Teaching, no matter the number of students, boils down to the relationship between teacher and individual student. We have to learn how to connect with each student as well as the group as a whole.
Finding what the individual needs are and filling those needs is what make success.
Maslow's hierarchy of needs is one model that has been used for years as a standard ruler, to measure curriculum ability to fill student needs.
"Curriculum" should be the very minimum acceptable information required for mastery of the specific scope of the curriculum. It is our job as instructors to take that base curriculum and expand it to fit the needs of our students. If the place you are instructing at only allows one set curriculum without variance, then you need to show them why and where there is a better way. Bring them a new curriculum based on what works best from various methods. If they won't change, then it comes down to you deciding if you are comfortable with doing it their way or moving on.
I have taught EMS, Fire, and LE for years. I have had curriculums, that I thought were more ignorant on the subject than the new students coming into the classes. There is nothing wrong with covering "what you have to", then add "but here is another way that might work for better." You have to teach options.

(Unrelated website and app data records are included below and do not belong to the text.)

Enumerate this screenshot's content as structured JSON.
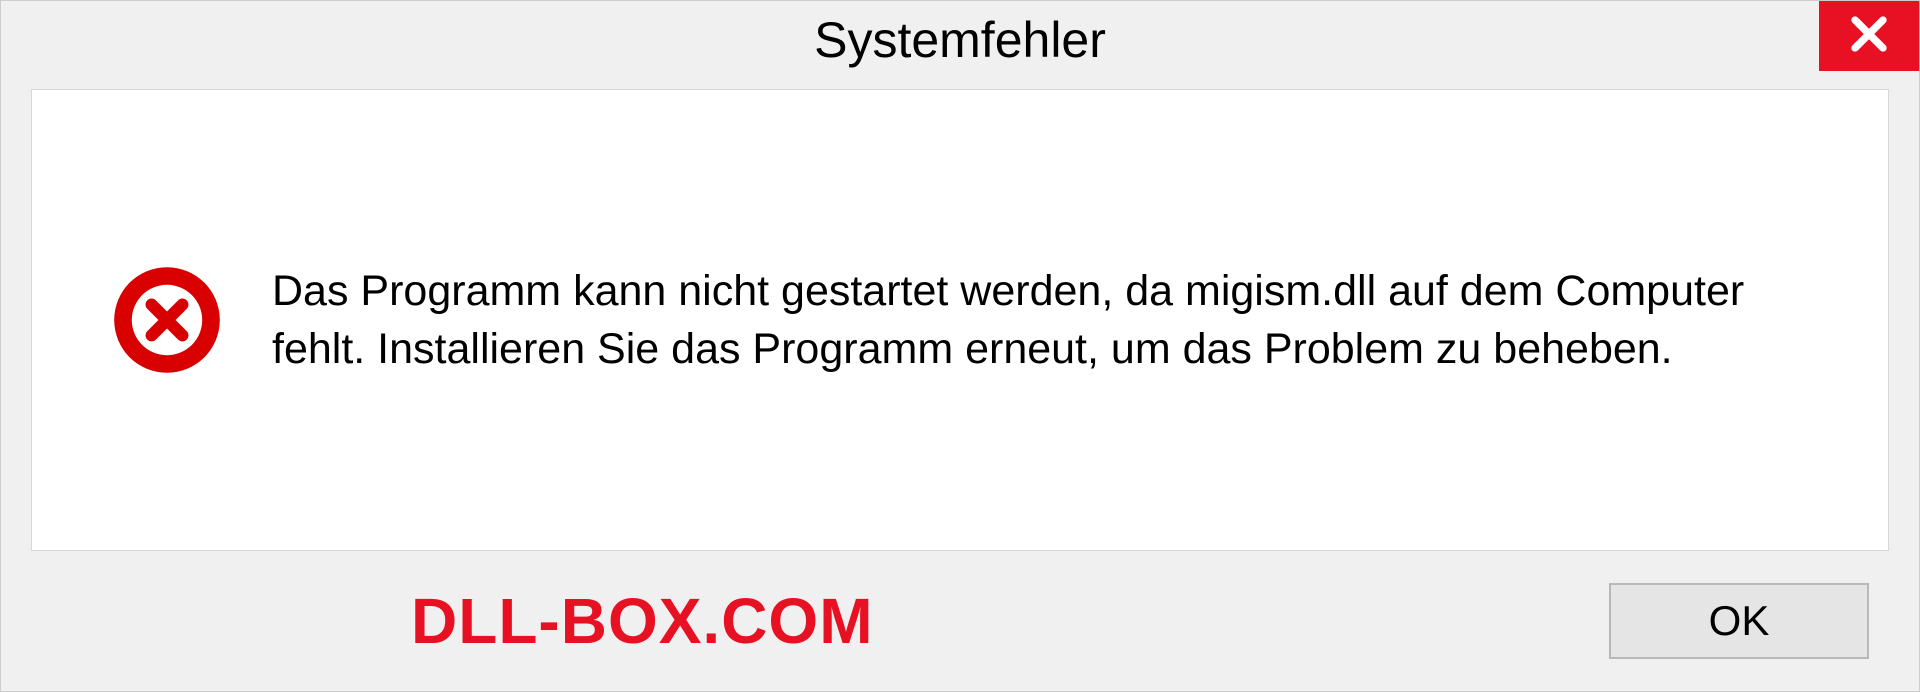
{
  "dialog": {
    "title": "Systemfehler",
    "message": "Das Programm kann nicht gestartet werden, da migism.dll auf dem Computer fehlt. Installieren Sie das Programm erneut, um das Problem zu beheben.",
    "ok_label": "OK"
  },
  "watermark": "DLL-BOX.COM",
  "colors": {
    "close_red": "#e81123",
    "error_red": "#d80000"
  }
}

Out of respect for all of you that wish to ban firearms...I promise to not use mine in your defense